*Your goal:* Search the records below for the word "this" and show every line where it occurs.
[Records shown]
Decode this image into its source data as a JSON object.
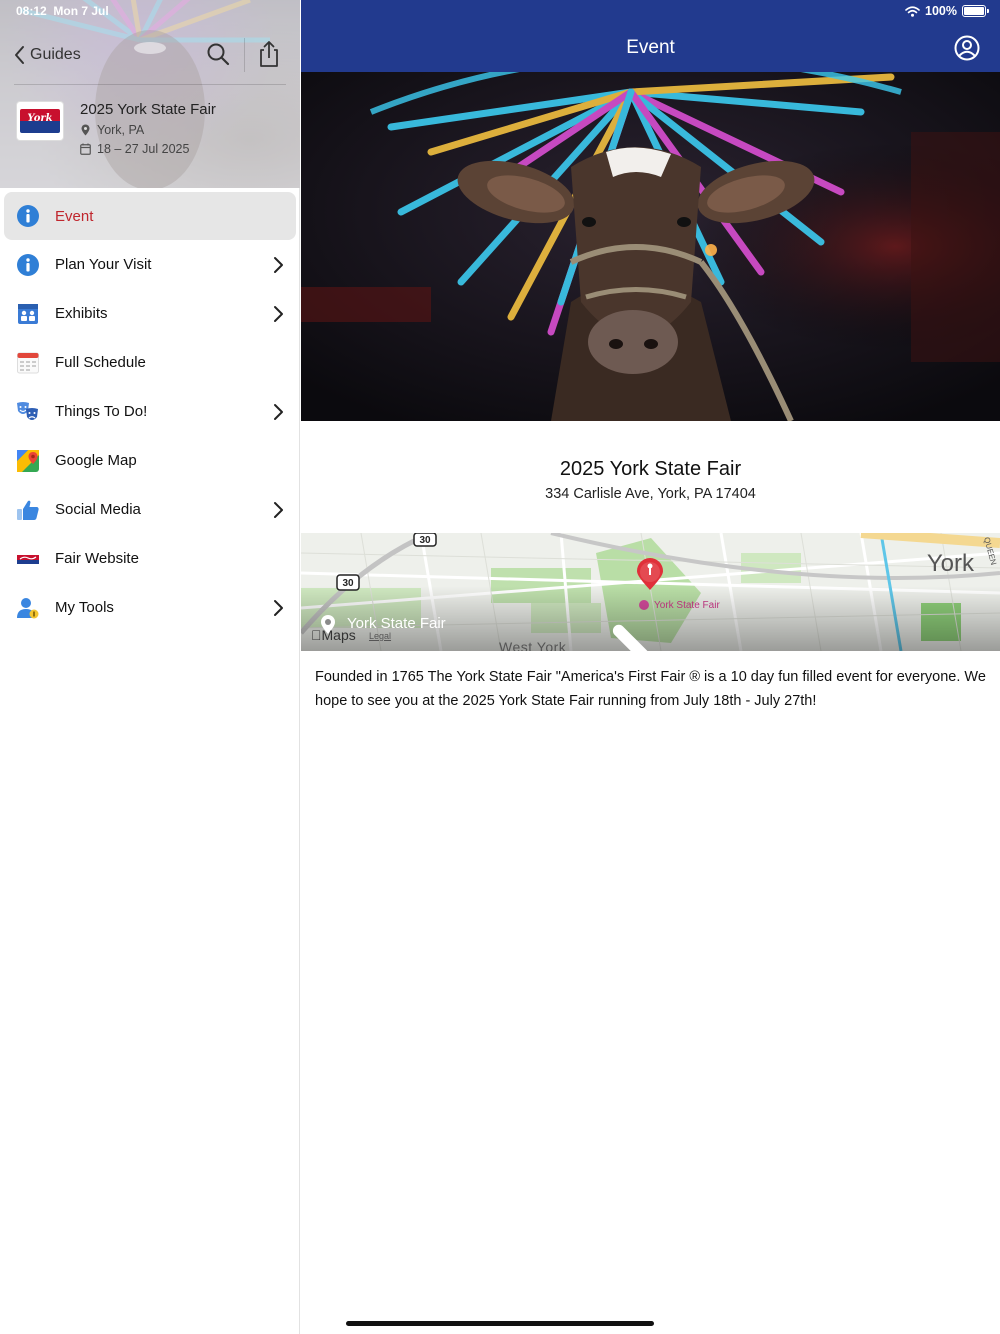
{
  "status_bar": {
    "time": "08:12",
    "date": "Mon 7 Jul",
    "battery": "100%"
  },
  "sidebar": {
    "back_label": "Guides",
    "guide": {
      "logo_text": "York",
      "title": "2025 York State Fair",
      "location": "York, PA",
      "dates": "18 – 27 Jul 2025"
    },
    "items": [
      {
        "label": "Event",
        "icon": "info-icon",
        "active": true,
        "chevron": false
      },
      {
        "label": "Plan Your Visit",
        "icon": "info-icon",
        "active": false,
        "chevron": true
      },
      {
        "label": "Exhibits",
        "icon": "exhibits-icon",
        "active": false,
        "chevron": true
      },
      {
        "label": "Full Schedule",
        "icon": "calendar-icon",
        "active": false,
        "chevron": false
      },
      {
        "label": "Things To Do!",
        "icon": "theater-masks-icon",
        "active": false,
        "chevron": true
      },
      {
        "label": "Google Map",
        "icon": "google-maps-icon",
        "active": false,
        "chevron": false
      },
      {
        "label": "Social Media",
        "icon": "thumbs-up-icon",
        "active": false,
        "chevron": true
      },
      {
        "label": "Fair Website",
        "icon": "fair-logo-icon",
        "active": false,
        "chevron": false
      },
      {
        "label": "My Tools",
        "icon": "user-tools-icon",
        "active": false,
        "chevron": true
      }
    ]
  },
  "navbar": {
    "title": "Event"
  },
  "event": {
    "title": "2025 York State Fair",
    "address": "334 Carlisle Ave, York, PA 17404"
  },
  "map": {
    "city_label": "York",
    "poi_label": "York State Fair",
    "place_label": "York State Fair",
    "brand": "Maps",
    "legal": "Legal",
    "area_label": "West York",
    "route_shields": [
      "30",
      "30"
    ],
    "street_label": "QUEEN"
  },
  "description": {
    "text_1": "Founded in 1765 The York State Fair \"America's First Fair ® is a 10 day fun filled event for everyone. We hope to see you at the 2025 York State Fair running ",
    "link_text": "from July 18th - July 27th",
    "text_2": "!"
  },
  "colors": {
    "nav_blue": "#223a8e",
    "active_red": "#c0262d",
    "info_blue": "#2f7fd6",
    "pin_red": "#e0303a"
  }
}
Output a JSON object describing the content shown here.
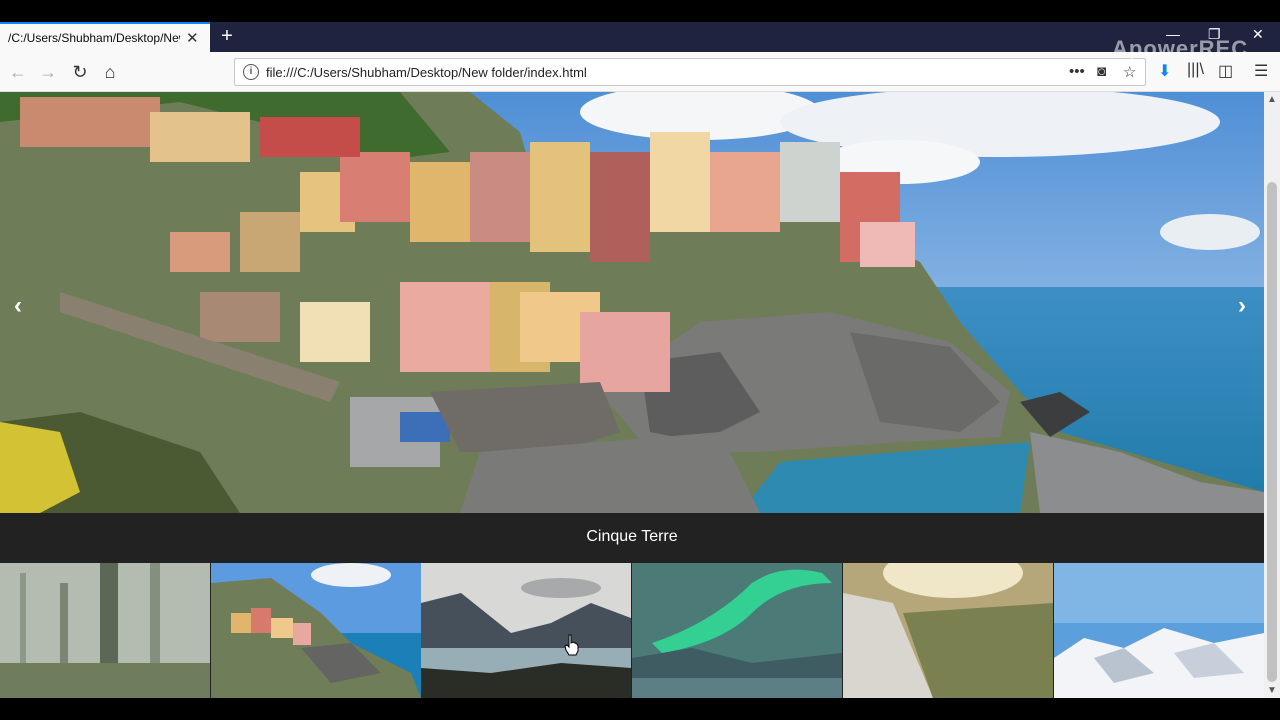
{
  "browser": {
    "tab_title": "/C:/Users/Shubham/Desktop/New folder/index.html",
    "tab_close": "✕",
    "new_tab": "+",
    "url": "file:///C:/Users/Shubham/Desktop/New folder/index.html",
    "window_controls": [
      "—",
      "❐",
      "✕"
    ],
    "watermark": "ApowerREC",
    "icons": [
      "back-icon",
      "forward-icon",
      "reload-icon",
      "home-icon",
      "info-icon",
      "more-icon",
      "pocket-icon",
      "bookmark-star-icon",
      "download-icon",
      "library-icon",
      "sidebar-icon",
      "menu-icon"
    ]
  },
  "slideshow": {
    "caption": "Cinque Terre",
    "prev_arrow": "‹",
    "next_arrow": "›",
    "thumbnails": [
      "forest",
      "cinque-terre",
      "mountains",
      "northern-lights",
      "waterfall-valley",
      "snowy-mountains"
    ]
  },
  "colors": {
    "tabstrip": "#202340",
    "accent": "#0a84ff",
    "caption_bg": "#222222"
  }
}
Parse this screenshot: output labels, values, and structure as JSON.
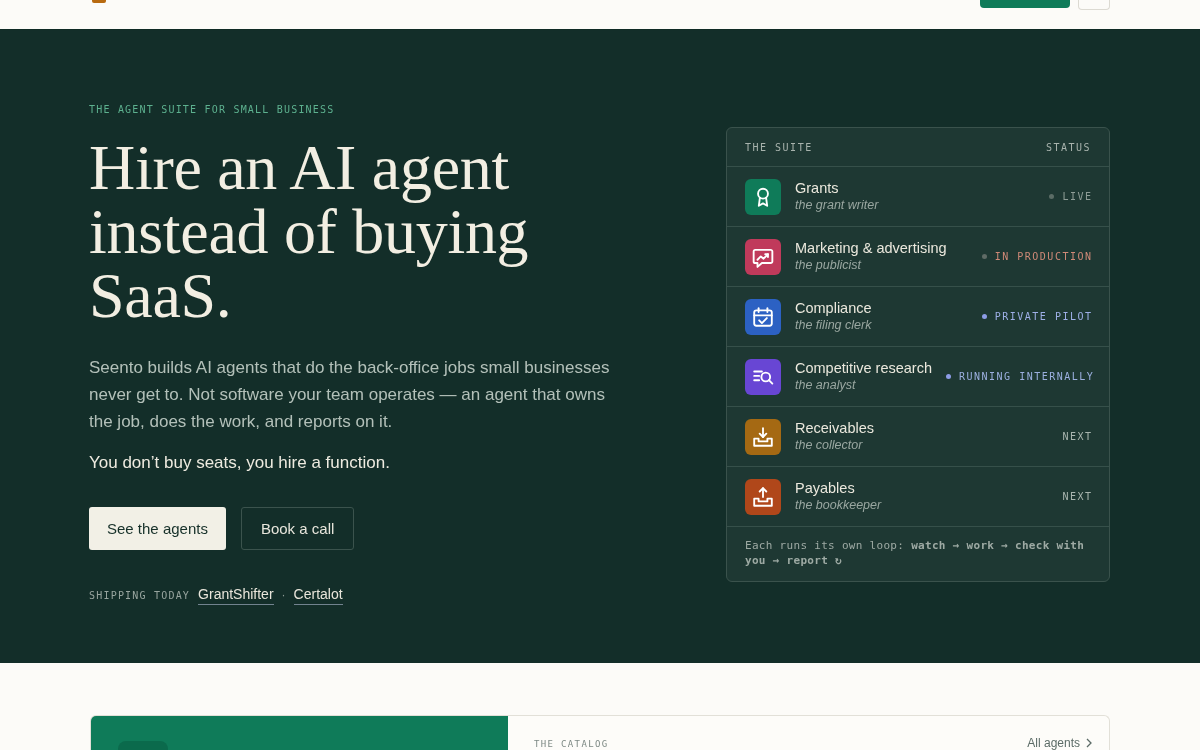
{
  "hero": {
    "eyebrow": "THE AGENT SUITE FOR SMALL BUSINESS",
    "headline": "Hire an AI agent instead of buying SaaS.",
    "body": "Seento builds AI agents that do the back-office jobs small businesses never get to. Not software your team operates — an agent that owns the job, does the work, and reports on it.",
    "tagline": "You don’t buy seats, you hire a function.",
    "buttons": [
      {
        "label": "See the agents",
        "kind": "primary"
      },
      {
        "label": "Book a call",
        "kind": "secondary"
      }
    ],
    "shipping": {
      "label": "SHIPPING TODAY",
      "links": [
        "GrantShifter",
        "Certalot"
      ],
      "separator": "·"
    }
  },
  "suite": {
    "title": "THE SUITE",
    "status_heading": "STATUS",
    "agents": [
      {
        "name": "Grants",
        "role": "the grant writer",
        "color": "#0f7b59",
        "status": {
          "label": "LIVE",
          "kind": "live"
        }
      },
      {
        "name": "Marketing & advertising",
        "role": "the publicist",
        "color": "#c03a5b",
        "status": {
          "label": "IN PRODUCTION",
          "kind": "production"
        }
      },
      {
        "name": "Compliance",
        "role": "the filing clerk",
        "color": "#2c61c3",
        "status": {
          "label": "PRIVATE PILOT",
          "kind": "pilot"
        }
      },
      {
        "name": "Competitive research",
        "role": "the analyst",
        "color": "#6846d4",
        "status": {
          "label": "RUNNING INTERNALLY",
          "kind": "internal"
        }
      },
      {
        "name": "Receivables",
        "role": "the collector",
        "color": "#a56913",
        "status": {
          "label": "NEXT",
          "kind": "next"
        }
      },
      {
        "name": "Payables",
        "role": "the bookkeeper",
        "color": "#b0471a",
        "status": {
          "label": "NEXT",
          "kind": "next"
        }
      }
    ],
    "footer": "Each runs its own loop: **watch → work → check with you → report ↻**"
  },
  "catalog": {
    "eyebrow": "THE CATALOG",
    "link": "All agents"
  }
}
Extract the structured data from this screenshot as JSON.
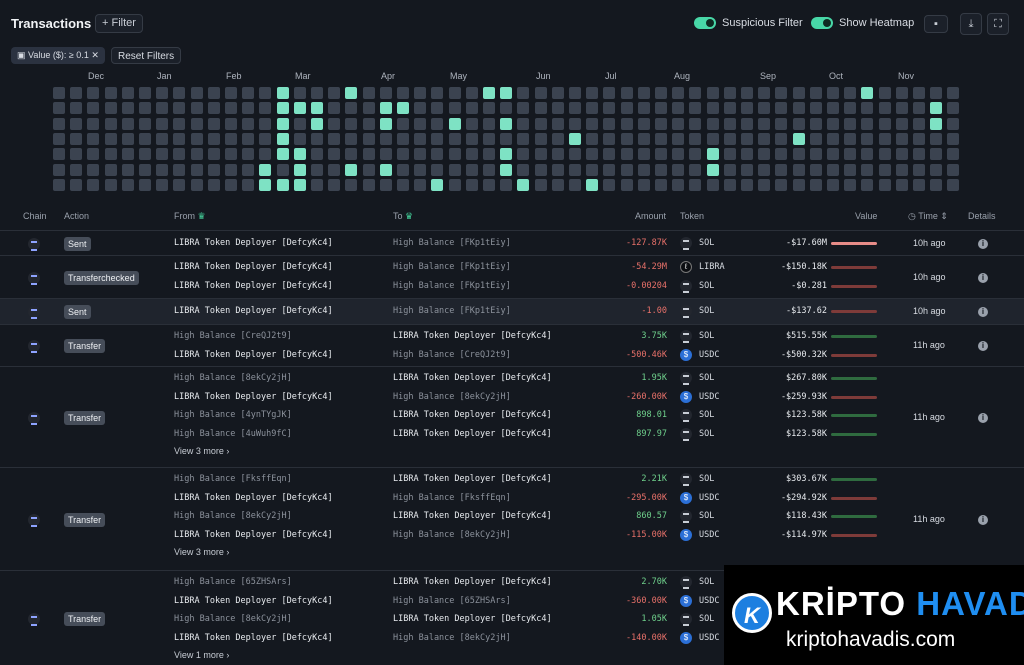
{
  "header": {
    "title": "Transactions",
    "filter_label": "+ Filter",
    "suspicious_label": "Suspicious Filter",
    "heatmap_label": "Show Heatmap"
  },
  "filters": {
    "value_chip": "Value ($): ≥ 0.1",
    "reset_label": "Reset Filters"
  },
  "heatmap": {
    "months": [
      "Dec",
      "Jan",
      "Feb",
      "Mar",
      "Apr",
      "May",
      "Jun",
      "Jul",
      "Aug",
      "Sep",
      "Oct",
      "Nov"
    ],
    "weeks": 53,
    "active_cells": [
      [
        13,
        0
      ],
      [
        17,
        0
      ],
      [
        25,
        0
      ],
      [
        26,
        0
      ],
      [
        47,
        0
      ],
      [
        13,
        1
      ],
      [
        14,
        1
      ],
      [
        15,
        1
      ],
      [
        19,
        1
      ],
      [
        20,
        1
      ],
      [
        51,
        1
      ],
      [
        13,
        2
      ],
      [
        15,
        2
      ],
      [
        19,
        2
      ],
      [
        23,
        2
      ],
      [
        26,
        2
      ],
      [
        51,
        2
      ],
      [
        13,
        3
      ],
      [
        30,
        3
      ],
      [
        43,
        3
      ],
      [
        13,
        4
      ],
      [
        14,
        4
      ],
      [
        26,
        4
      ],
      [
        38,
        4
      ],
      [
        12,
        5
      ],
      [
        14,
        5
      ],
      [
        17,
        5
      ],
      [
        19,
        5
      ],
      [
        26,
        5
      ],
      [
        38,
        5
      ],
      [
        12,
        6
      ],
      [
        13,
        6
      ],
      [
        14,
        6
      ],
      [
        22,
        6
      ],
      [
        27,
        6
      ],
      [
        31,
        6
      ]
    ]
  },
  "table": {
    "columns": {
      "chain": "Chain",
      "action": "Action",
      "from": "From",
      "to": "To",
      "amount": "Amount",
      "token": "Token",
      "value": "Value",
      "time": "Time",
      "details": "Details"
    },
    "groups": [
      {
        "action": "Sent",
        "time": "10h ago",
        "highlight": false,
        "rows": [
          {
            "from": "LIBRA Token Deployer [DefcyKc4]",
            "to": "High Balance [FKp1tEiy]",
            "amount": "-127.87K",
            "token": "SOL",
            "value": "-$17.60M",
            "bar_fraction": 1.0,
            "sign": "neg"
          }
        ]
      },
      {
        "action": "Transferchecked",
        "time": "10h ago",
        "highlight": false,
        "rows": [
          {
            "from": "LIBRA Token Deployer [DefcyKc4]",
            "to": "High Balance [FKp1tEiy]",
            "amount": "-54.29M",
            "token": "LIBRA",
            "value": "-$150.18K",
            "bar_fraction": 1.0,
            "sign": "neg"
          },
          {
            "from": "LIBRA Token Deployer [DefcyKc4]",
            "to": "High Balance [FKp1tEiy]",
            "amount": "-0.00204",
            "token": "SOL",
            "value": "-$0.281",
            "bar_fraction": 1.0,
            "sign": "neg"
          }
        ]
      },
      {
        "action": "Sent",
        "time": "10h ago",
        "highlight": true,
        "rows": [
          {
            "from": "LIBRA Token Deployer [DefcyKc4]",
            "to": "High Balance [FKp1tEiy]",
            "amount": "-1.00",
            "token": "SOL",
            "value": "-$137.62",
            "bar_fraction": 1.0,
            "sign": "neg"
          }
        ]
      },
      {
        "action": "Transfer",
        "time": "11h ago",
        "highlight": false,
        "rows": [
          {
            "from": "High Balance [CreQJ2t9]",
            "to": "LIBRA Token Deployer [DefcyKc4]",
            "amount": "3.75K",
            "token": "SOL",
            "value": "$515.55K",
            "bar_fraction": 1.0,
            "sign": "pos"
          },
          {
            "from": "LIBRA Token Deployer [DefcyKc4]",
            "to": "High Balance [CreQJ2t9]",
            "amount": "-500.46K",
            "token": "USDC",
            "value": "-$500.32K",
            "bar_fraction": 1.0,
            "sign": "neg"
          }
        ]
      },
      {
        "action": "Transfer",
        "time": "11h ago",
        "highlight": false,
        "more": "View 3 more",
        "rows": [
          {
            "from": "High Balance [8ekCy2jH]",
            "to": "LIBRA Token Deployer [DefcyKc4]",
            "amount": "1.95K",
            "token": "SOL",
            "value": "$267.80K",
            "bar_fraction": 1.0,
            "sign": "pos"
          },
          {
            "from": "LIBRA Token Deployer [DefcyKc4]",
            "to": "High Balance [8ekCy2jH]",
            "amount": "-260.00K",
            "token": "USDC",
            "value": "-$259.93K",
            "bar_fraction": 1.0,
            "sign": "neg"
          },
          {
            "from": "High Balance [4ynTYgJK]",
            "to": "LIBRA Token Deployer [DefcyKc4]",
            "amount": "898.01",
            "token": "SOL",
            "value": "$123.58K",
            "bar_fraction": 1.0,
            "sign": "pos"
          },
          {
            "from": "High Balance [4uWuh9fC]",
            "to": "LIBRA Token Deployer [DefcyKc4]",
            "amount": "897.97",
            "token": "SOL",
            "value": "$123.58K",
            "bar_fraction": 1.0,
            "sign": "pos"
          }
        ]
      },
      {
        "action": "Transfer",
        "time": "11h ago",
        "highlight": false,
        "more": "View 3 more",
        "rows": [
          {
            "from": "High Balance [FksffEqn]",
            "to": "LIBRA Token Deployer [DefcyKc4]",
            "amount": "2.21K",
            "token": "SOL",
            "value": "$303.67K",
            "bar_fraction": 1.0,
            "sign": "pos"
          },
          {
            "from": "LIBRA Token Deployer [DefcyKc4]",
            "to": "High Balance [FksffEqn]",
            "amount": "-295.00K",
            "token": "USDC",
            "value": "-$294.92K",
            "bar_fraction": 1.0,
            "sign": "neg"
          },
          {
            "from": "High Balance [8ekCy2jH]",
            "to": "LIBRA Token Deployer [DefcyKc4]",
            "amount": "860.57",
            "token": "SOL",
            "value": "$118.43K",
            "bar_fraction": 1.0,
            "sign": "pos"
          },
          {
            "from": "LIBRA Token Deployer [DefcyKc4]",
            "to": "High Balance [8ekCy2jH]",
            "amount": "-115.00K",
            "token": "USDC",
            "value": "-$114.97K",
            "bar_fraction": 1.0,
            "sign": "neg"
          }
        ]
      },
      {
        "action": "Transfer",
        "time": "",
        "highlight": false,
        "more": "View 1 more",
        "rows": [
          {
            "from": "High Balance [65ZHSArs]",
            "to": "LIBRA Token Deployer [DefcyKc4]",
            "amount": "2.70K",
            "token": "SOL",
            "value": "",
            "bar_fraction": 0,
            "sign": "pos"
          },
          {
            "from": "LIBRA Token Deployer [DefcyKc4]",
            "to": "High Balance [65ZHSArs]",
            "amount": "-360.00K",
            "token": "USDC",
            "value": "",
            "bar_fraction": 0,
            "sign": "neg"
          },
          {
            "from": "High Balance [8ekCy2jH]",
            "to": "LIBRA Token Deployer [DefcyKc4]",
            "amount": "1.05K",
            "token": "SOL",
            "value": "",
            "bar_fraction": 0,
            "sign": "pos"
          },
          {
            "from": "LIBRA Token Deployer [DefcyKc4]",
            "to": "High Balance [8ekCy2jH]",
            "amount": "-140.00K",
            "token": "USDC",
            "value": "",
            "bar_fraction": 0,
            "sign": "neg"
          }
        ]
      }
    ]
  },
  "watermark": {
    "brand_a": "KRİPTO",
    "brand_b": "HAVADİS",
    "url": "kriptohavadis.com"
  }
}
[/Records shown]
*Task result:*
Decode this image into its source data as a JSON object.
Parse this screenshot: output labels, values, and structure as JSON.
Extract the structured data from this screenshot as JSON.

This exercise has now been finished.